This man, whose final resting place I now dug, would remain anonymous to me. He would leave the world the way he came, a clean slate in which the portrait could be anything of his making. No boundaries to define his life or his death.

An hour into the digging and I was halfway there. New England dirt could be difficult, challenging, relentless in its struggle to remain intact. The earth here was never eager to give up its depths. That quality made it all the more perfect for its intended use.

Many would say that what I do holds no value. Digging a hole, moving earth from one place to another then back again.
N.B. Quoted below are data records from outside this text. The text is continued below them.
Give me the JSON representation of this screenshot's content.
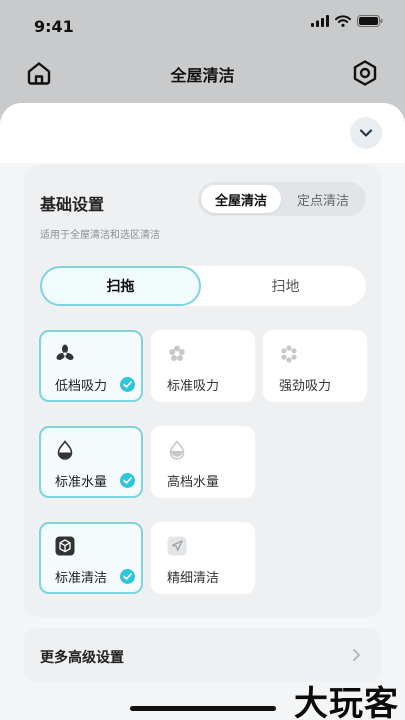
{
  "status_bar": {
    "time": "9:41"
  },
  "header": {
    "title": "全屋清洁"
  },
  "card": {
    "title": "基础设置",
    "subtitle": "适用于全屋清洁和选区清洁",
    "mode_tabs": [
      {
        "label": "全屋清洁",
        "active": true
      },
      {
        "label": "定点清洁",
        "active": false
      }
    ],
    "type_tabs": [
      {
        "label": "扫拖",
        "active": true
      },
      {
        "label": "扫地",
        "active": false
      }
    ],
    "suction": [
      {
        "label": "低档吸力",
        "icon": "fan-icon",
        "selected": true
      },
      {
        "label": "标准吸力",
        "icon": "fan-icon",
        "selected": false
      },
      {
        "label": "强劲吸力",
        "icon": "fan-icon",
        "selected": false
      }
    ],
    "water": [
      {
        "label": "标准水量",
        "icon": "water-drop-icon",
        "selected": true
      },
      {
        "label": "高档水量",
        "icon": "water-drop-icon",
        "selected": false
      }
    ],
    "route": [
      {
        "label": "标准清洁",
        "icon": "cube-icon",
        "selected": true
      },
      {
        "label": "精细清洁",
        "icon": "navigation-icon",
        "selected": false
      }
    ]
  },
  "more": {
    "label": "更多高级设置"
  },
  "watermark": "大玩客",
  "colors": {
    "accent": "#2ec6d8",
    "border": "#7dd3df"
  }
}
Many would scoff, call what I do menial labor. We have machines now to do most everything for us. We need not strain ourselves unnecessarily, whether that strain be physical or intellectual.

I vehemently disagree, as you might suspect. Digging a hole is not simply about creating an empty pocket within the earth. The process brings me to a place of solitude. The dirt beneath my fingernails, clinging to my skin. The rich, intoxicating odors of freshly bloomed flowers and long buried sediment.

Birth and death rarely meet.

The spot of final rest is never a random choice. I do not spin my shovel and dig where the blade points. I take my work seriously and cannot leave such things to chance.

While conception is often a random, thoughtless moment in time, death can never be. To start a complicated life or a simple story requires little. You see, no one would know the difference, whether you’d done it right or wrong or not at all. That thing, the life or the story, did not exist before you chose to bring it about.

Perhaps your child or your story was conceived by accident. The conception, that brief moment, is rarely remembered and matters not. The life lived, the story told, become the focus.

Death, however, destroys that which exists. The moment takes something away and gives nothing back. That end, whether it be a slow fizzle or a grand explosion, can overshadow all else. Death becomes the defining moment of the life lived.

I didn’t know his name, this man whose final resting place I’d finished digging. The rain had ended and the sun now worked to dry the dampness left behind. Drops of water slipped from the leaves above. The sound became like a thousand tiny fairies performing a farewell tap dance.

The time had come for earth and man to meet. I looked over now, at the man I’d left tied to the tree. His frantic squirming over the past two hours had caused the ropes to dig into his flesh. Blood trickled from the raw wounds. The gag forced his tongue to remain still. I did not know this man’s name and I didn’t want him to say it aloud.

I untied the ropes, releasing the man from the tree. The binds on his ankles and wrists remained. I bent at the knees and hoisted him up. He wasn’t overly heavy but I was tired from two hours of digging. The strain of lifting him made my legs tremble.

I walked him to the hole. His eyes locked on mine. I saw his story there, details of a life lived, as he pleaded with those eyes. But I didn’t want to know those details.

Down on my knees, I lowered him into the hole. A puddle had formed there at the bottom and he shivered at the chill. I picked up my shovel and tossed the first pile of dirt over his legs. He squirmed and twisted. I stuck my shovel in the mound of dirt. Lift and dump. Lift and dump.

I saved his face for last. The weight of the soil kept him still now, though his head rolled back and forth. Fighting till the end. I looked into his eyes and absorbed those last moments. An entire life condensed into this brief exchange.

The dirt splashed over his face. He sputtered, spit at the dark loam. Then he was gone. I continued on, lifting and dumping the earth. His hands, bound together, pushed through the mound and clawed for freedom one last time.

I didn’t know his name, this man whose final resting place I had chosen. In the end, his name hadn’t mattered. They never did.


If you missed last week’s post, you can find my story and information on the BestsellerBound Anthologies here: You Can Call Me Ari

Remember that all four anthologies are free!

Thanks for reading. 🙂